The 305 subjects consuming a low-carbohydrate, high-fat diet were matched with 1,220 individuals who reported eating a standard diet consisting of just over 50 percent of daily calories from carbs and nearly 31 percent from fat.
For each group (keto and standard), about three-quarters were women and the average age was 54.
Higher LDL and More Heart Trouble for the Keto Group
After an average of nearly 12 years of follow-up, individuals on a keto-like diet had more than double the risk of having several major cardiovascular events, such as blockages in the arteries that needed stents, heart attack, stroke, and peripheral arterial disease. In all, 9.8 percent in the low-carbohydrate, high-fat group experienced a new cardiac event, compared with 4.3 percent on a standard diet.
In contrast to subjects on a standard diet, those on a low-carbohydrate, high-fat diet had significantly higher levels of both LDL cholesterol and apolipoprotein B (apoB), a protein on the surface of cholesterol, which may be a more accurate indicator of cardiovascular risk than LDL alone, per research.
When looking at the percentage of people in each dietary group that would be defined as having severe high cholesterol, the scientists accounted for 5 percent in the standard diet group versus nearly 10 percent in the low-carb, high-fat group.
“Probably the diet in which there’s a large consumption of saturated fats from animal products is likely contributing to the increase in cholesterol,” says Brunham.
The Connection Between LDL Cholesterol and Heart Disease
Christopher Gardner, PhD, a nutrition scientist and professor of medicine at Stanford School of Medicine who has published research on the effects of low-fat, low-carbohydrate diets but was not involved in the latest study, was not surprised by the results of the keto study .
“My division chief is a preventive cardiologist.
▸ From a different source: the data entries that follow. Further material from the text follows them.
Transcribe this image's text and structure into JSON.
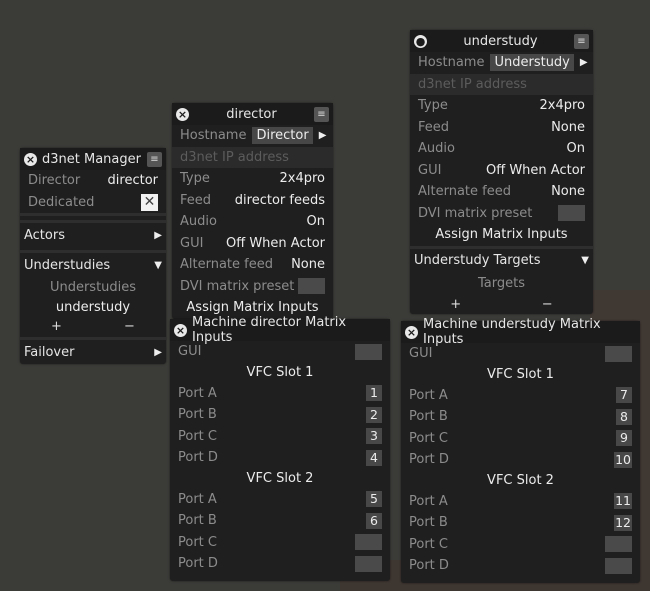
{
  "manager": {
    "title": "d3net Manager",
    "director_label": "Director",
    "director_value": "director",
    "dedicated_label": "Dedicated",
    "dedicated_checked": true,
    "actors_label": "Actors",
    "understudies_label": "Understudies",
    "understudies_list_header": "Understudies",
    "understudies": [
      "understudy"
    ],
    "add": "+",
    "remove": "−",
    "failover_label": "Failover"
  },
  "director": {
    "title": "director",
    "hostname_label": "Hostname",
    "hostname": "Director",
    "ip_placeholder": "d3net IP address",
    "fields": [
      {
        "label": "Type",
        "value": "2x4pro"
      },
      {
        "label": "Feed",
        "value": "director feeds"
      },
      {
        "label": "Audio",
        "value": "On"
      },
      {
        "label": "GUI",
        "value": "Off When Actor"
      },
      {
        "label": "Alternate feed",
        "value": "None"
      }
    ],
    "dvi_label": "DVI matrix preset",
    "assign_label": "Assign Matrix Inputs"
  },
  "understudy": {
    "title": "understudy",
    "hostname_label": "Hostname",
    "hostname": "Understudy",
    "ip_placeholder": "d3net IP address",
    "fields": [
      {
        "label": "Type",
        "value": "2x4pro"
      },
      {
        "label": "Feed",
        "value": "None"
      },
      {
        "label": "Audio",
        "value": "On"
      },
      {
        "label": "GUI",
        "value": "Off When Actor"
      },
      {
        "label": "Alternate feed",
        "value": "None"
      }
    ],
    "dvi_label": "DVI matrix preset",
    "assign_label": "Assign Matrix Inputs",
    "targets_section": "Understudy Targets",
    "targets_header": "Targets",
    "add": "+",
    "remove": "−"
  },
  "director_matrix": {
    "title": "Machine director Matrix Inputs",
    "gui_label": "GUI",
    "slots": [
      {
        "label": "VFC Slot 1",
        "ports": [
          {
            "label": "Port A",
            "value": "1"
          },
          {
            "label": "Port B",
            "value": "2"
          },
          {
            "label": "Port C",
            "value": "3"
          },
          {
            "label": "Port D",
            "value": "4"
          }
        ]
      },
      {
        "label": "VFC Slot 2",
        "ports": [
          {
            "label": "Port A",
            "value": "5"
          },
          {
            "label": "Port B",
            "value": "6"
          },
          {
            "label": "Port C",
            "value": ""
          },
          {
            "label": "Port D",
            "value": ""
          }
        ]
      }
    ]
  },
  "understudy_matrix": {
    "title": "Machine understudy Matrix Inputs",
    "gui_label": "GUI",
    "slots": [
      {
        "label": "VFC Slot 1",
        "ports": [
          {
            "label": "Port A",
            "value": "7"
          },
          {
            "label": "Port B",
            "value": "8"
          },
          {
            "label": "Port C",
            "value": "9"
          },
          {
            "label": "Port D",
            "value": "10"
          }
        ]
      },
      {
        "label": "VFC Slot 2",
        "ports": [
          {
            "label": "Port A",
            "value": "11"
          },
          {
            "label": "Port B",
            "value": "12"
          },
          {
            "label": "Port C",
            "value": ""
          },
          {
            "label": "Port D",
            "value": ""
          }
        ]
      }
    ]
  },
  "icons": {
    "close": "close-circle-icon",
    "pin": "pin-icon",
    "note": "note-edit-icon"
  }
}
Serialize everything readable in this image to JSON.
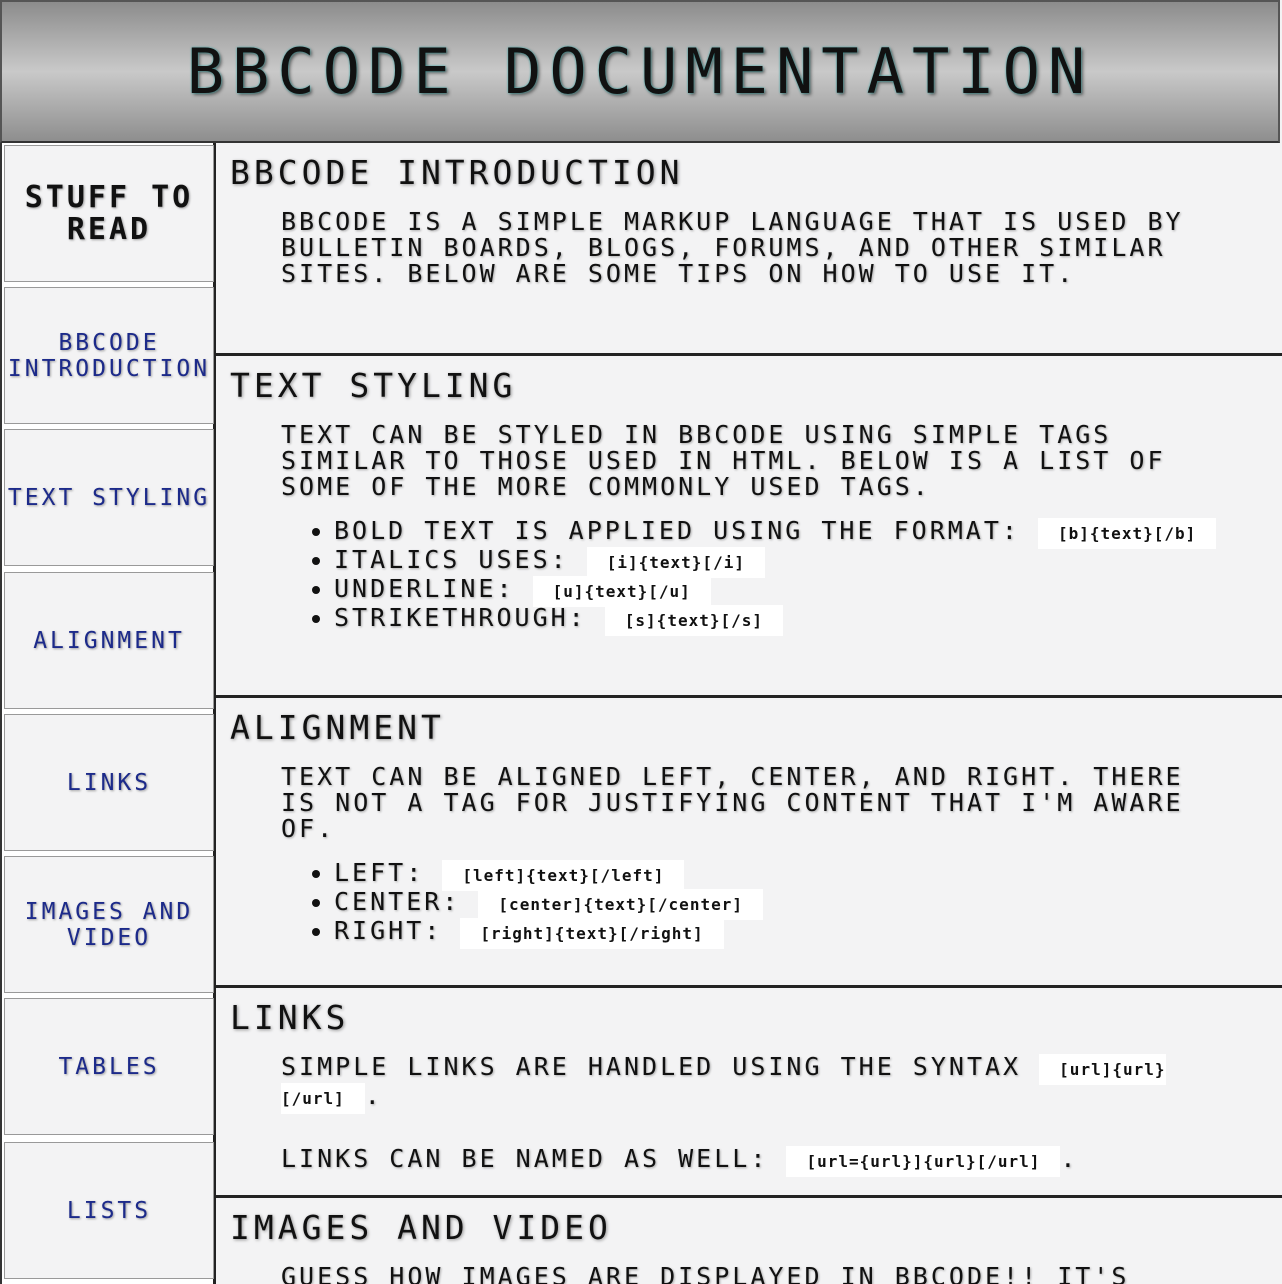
{
  "header": {
    "title": "BBCode Documentation"
  },
  "sidebar": {
    "heading": "Stuff to Read",
    "items": [
      {
        "label": "BBCode Introduction"
      },
      {
        "label": "Text Styling"
      },
      {
        "label": "Alignment"
      },
      {
        "label": "Links"
      },
      {
        "label": "Images and Video"
      },
      {
        "label": "Tables"
      },
      {
        "label": "Lists"
      }
    ]
  },
  "sections": {
    "intro": {
      "title": "BBCode Introduction",
      "body": "BBCode is a simple markup language that is used by bulletin boards, blogs, forums, and other similar sites. Below are some tips on how to use it."
    },
    "styling": {
      "title": "Text Styling",
      "body": "Text can be styled in BBCode using simple tags similar to those used in HTML. Below is a list of some of the more commonly used tags.",
      "items": [
        {
          "label": "Bold text is applied using the format:",
          "code": "[b]{text}[/b]"
        },
        {
          "label": "Italics uses:",
          "code": "[i]{text}[/i]"
        },
        {
          "label": "Underline:",
          "code": "[u]{text}[/u]"
        },
        {
          "label": "Strikethrough:",
          "code": "[s]{text}[/s]"
        }
      ]
    },
    "alignment": {
      "title": "Alignment",
      "body": "Text can be aligned left, center, and right. There is not a tag for justifying content that I'm aware of.",
      "items": [
        {
          "label": "Left:",
          "code": "[left]{text}[/left]"
        },
        {
          "label": "Center:",
          "code": "[center]{text}[/center]"
        },
        {
          "label": "Right:",
          "code": "[right]{text}[/right]"
        }
      ]
    },
    "links": {
      "title": "Links",
      "p1": "Simple links are handled using the syntax",
      "p1_code": "[url]{url}[/url]",
      "p2": "Links can be named as well:",
      "p2_code": "[url={url}]{url}[/url]",
      "period": "."
    },
    "images": {
      "title": "Images and Video",
      "body": "Guess how images are displayed in BBCode!! It's"
    }
  }
}
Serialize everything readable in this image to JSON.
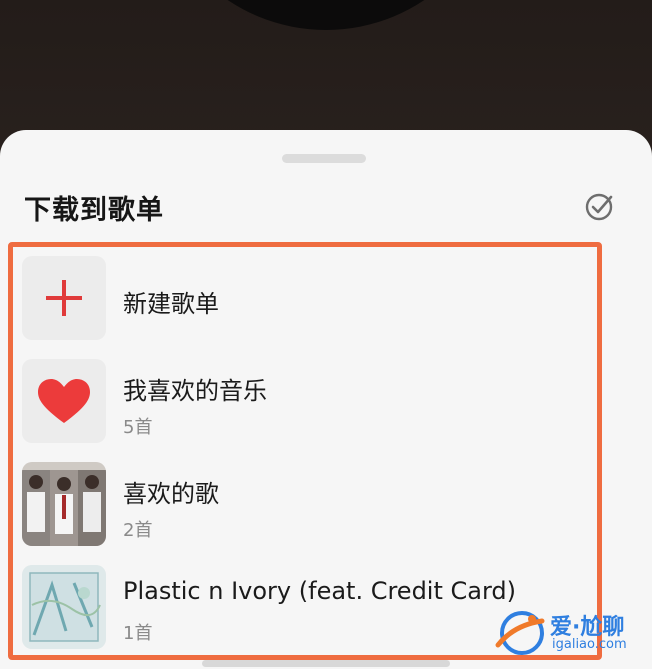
{
  "sheet": {
    "title": "下载到歌单",
    "multiselect_icon": "check-circle-icon"
  },
  "playlists": [
    {
      "title": "新建歌单",
      "count": "",
      "icon": "plus-icon"
    },
    {
      "title": "我喜欢的音乐",
      "count": "5首",
      "icon": "heart-icon"
    },
    {
      "title": "喜欢的歌",
      "count": "2首",
      "icon": "photo-cover"
    },
    {
      "title": "Plastic n Ivory (feat. Credit Card)",
      "count": "1首",
      "icon": "art-cover"
    }
  ],
  "watermark": {
    "main": "爱·尬聊",
    "sub": "igaliao.com"
  },
  "colors": {
    "accent": "#e03a3a",
    "highlight": "#ef6c40",
    "watermark": "#2f7fe0"
  }
}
He sees this all the time — people coming in saying they are on keto, and their LDL cholesterol is through the roof,” says Dr. Gardner. “Every time you’re on a keto diet, you have high saturated fat and low fiber — there’s no other way to do it. So LDL goes up.”
As the Centers for Disease Control and Prevention describes it, too much LDL in the body can lead to a buildup of plaque in the blood vessels, causing them to become narrowed or blocked.
As far as major study limitations are concerned, Gardner points out that the investigation was based on a single, 24-hour dietary report, and while the research can show increased risks from a keto-like diet, it can’t prove that the diet itself causes these outcomes.
Still, he finds the researchers’ conclusions concerning. “If you’re going to try a ketogenic diet, you should do it under physician supervision so they can see what’s happening to your LDL cholesterol,” he says.